RELG 301 - IMMORTAL LONGINGS: FORM MYSTICAL CONSCIO
A close study of the plural formations of mystical consciousness in world religious traditions. Students will approach 'mysticism' as part and parcel of broader historical, cultural, institutional, and textual settings, paying particular attention to conceptual underpinnings, the role of language in pursuit of union or co-presence, interactions with the 'mainstream,' and the cultivation of somatic and ecstatic experiences, among other matters. What precisely do we mean by 'mysticism'? Is it more than a scholarly fiction for assessing religious texts and practices that bypass 'company' gatekeepers?
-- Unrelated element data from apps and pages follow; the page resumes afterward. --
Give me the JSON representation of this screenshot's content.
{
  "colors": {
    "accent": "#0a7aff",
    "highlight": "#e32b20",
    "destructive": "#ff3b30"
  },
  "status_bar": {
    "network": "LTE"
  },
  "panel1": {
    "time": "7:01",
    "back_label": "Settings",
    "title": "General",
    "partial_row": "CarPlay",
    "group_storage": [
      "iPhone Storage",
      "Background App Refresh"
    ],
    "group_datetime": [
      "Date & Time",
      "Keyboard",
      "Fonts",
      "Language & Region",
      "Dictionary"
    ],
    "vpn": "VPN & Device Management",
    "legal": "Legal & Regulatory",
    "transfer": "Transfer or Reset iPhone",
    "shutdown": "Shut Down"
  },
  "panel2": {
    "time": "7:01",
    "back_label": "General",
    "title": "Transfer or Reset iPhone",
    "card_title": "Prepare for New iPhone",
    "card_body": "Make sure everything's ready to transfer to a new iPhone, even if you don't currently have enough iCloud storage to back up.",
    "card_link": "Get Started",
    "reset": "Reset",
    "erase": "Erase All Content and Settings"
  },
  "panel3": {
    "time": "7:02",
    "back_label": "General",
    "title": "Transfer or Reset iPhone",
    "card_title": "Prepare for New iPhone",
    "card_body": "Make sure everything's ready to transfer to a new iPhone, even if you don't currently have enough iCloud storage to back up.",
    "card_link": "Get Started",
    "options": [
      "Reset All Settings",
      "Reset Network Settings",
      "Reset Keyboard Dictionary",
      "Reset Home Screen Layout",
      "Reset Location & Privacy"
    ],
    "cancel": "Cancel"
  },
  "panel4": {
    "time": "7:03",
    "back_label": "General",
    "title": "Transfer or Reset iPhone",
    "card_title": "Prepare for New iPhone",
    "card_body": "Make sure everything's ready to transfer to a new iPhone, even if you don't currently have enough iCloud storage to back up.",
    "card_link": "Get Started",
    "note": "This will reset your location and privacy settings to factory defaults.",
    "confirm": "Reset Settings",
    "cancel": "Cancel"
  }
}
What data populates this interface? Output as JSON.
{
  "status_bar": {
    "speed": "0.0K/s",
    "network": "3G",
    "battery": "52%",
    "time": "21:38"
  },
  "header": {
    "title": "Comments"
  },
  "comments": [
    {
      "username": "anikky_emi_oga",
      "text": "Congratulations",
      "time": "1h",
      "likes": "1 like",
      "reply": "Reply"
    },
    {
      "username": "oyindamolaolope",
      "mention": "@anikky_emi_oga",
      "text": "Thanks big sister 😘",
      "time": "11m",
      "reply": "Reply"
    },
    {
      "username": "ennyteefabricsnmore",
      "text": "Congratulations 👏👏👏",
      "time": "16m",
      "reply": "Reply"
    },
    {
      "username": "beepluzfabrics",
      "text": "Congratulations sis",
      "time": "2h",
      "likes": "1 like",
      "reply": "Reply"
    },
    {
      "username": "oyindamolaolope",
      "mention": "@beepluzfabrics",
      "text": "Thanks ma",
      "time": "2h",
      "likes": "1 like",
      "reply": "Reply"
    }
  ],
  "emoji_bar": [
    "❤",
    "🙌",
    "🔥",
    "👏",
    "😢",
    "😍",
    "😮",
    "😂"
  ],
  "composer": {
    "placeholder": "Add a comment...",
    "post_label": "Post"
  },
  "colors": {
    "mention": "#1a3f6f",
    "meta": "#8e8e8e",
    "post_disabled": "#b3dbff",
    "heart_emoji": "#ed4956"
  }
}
Is it an inevitable corollary of institutionalization and 'stifling the Spirit'? What did Meister Eckhart mean when he said: "I pray God that he rid me of God"? Come see. Hours credit: 3. Prerequisite: sophomore standing or permission of the instructor.
RELG 302 - LIBERATING THEOLOGIES
"When the church hears the cry of the oppressed it cannot but denounce the social structures that give rise to and perpetuate the misery from which the cry arises" (Archbishop Oscar Romero). This course investigates multiple formulations of the so-called 'theology of liberation' in primarily Latin American contexts. Special focus on the relation between theory and praxis, modes of economic and social analysis, (re)constructions of God, and theological/political models of solidarity with and empowerment of 'disenfranchised' persons and communities. Hours credit: 3. Prerequisite: sophomore standing.
RELG 315 - RELIGION AND FICTION
Studies the way(s) in which modern literature articulates intrinsically religious question, to wit, questions concerning the relation between human nature and spirit, the signification of suffering and evil, the human desire for wholeness and completion, and the human need for rootedness in a symbolic order of meaning. Some the fictionists studied write texts intended to reflect their religious traditions (e.g. Flannery O'Conner, Elie Wiesel). Others interweave different traditions to create more idiosyncratic expressions of a religious life (e.g. N. Scott Momaday, Annie Dillard). Still others craft "secular" narratives that nevertheless raise questions with religious implication (e.g. Milan Kundera, Toni Morrison). This course affords the opportunity to study some of these fictionists and other interpreters and theorists of religion. Hours credit: 3. Prerequisite: junior standing or permission of the instructor. Offered alternate years.
RELG 317 - TOPICS IN MOD/CON RELIGIOUS THOUGHT
A seminar on a topic in modern and contemporary religious thought. Topics vary from year to year. Hours credit: 3. Prerequisite: open to sophomores with permission of the instructor. May be repeated for credit when topic differs.
RELG 390 - INDEPENDENT STUDY
RELG 493 - SEMINAR
Preparation by each student of a research paper on a subject approved by the Department; faculty supervision through individual conferences. Hours credit: 2. Prerequisite: permission of the Department.
RELG 494 - SEMINAR
A supervised reading program designed to meet the student's special interests and, to some extent, to supplement and integrate the student's knowledge of the major field. Discussion meetings of students and staff will be scheduled. Hours credit: 2. Prerequisite: permission of the Department.
RELG 497H - DEPARTMENTAL HONORS
RELG 498H - DEPARTMENTAL HONORS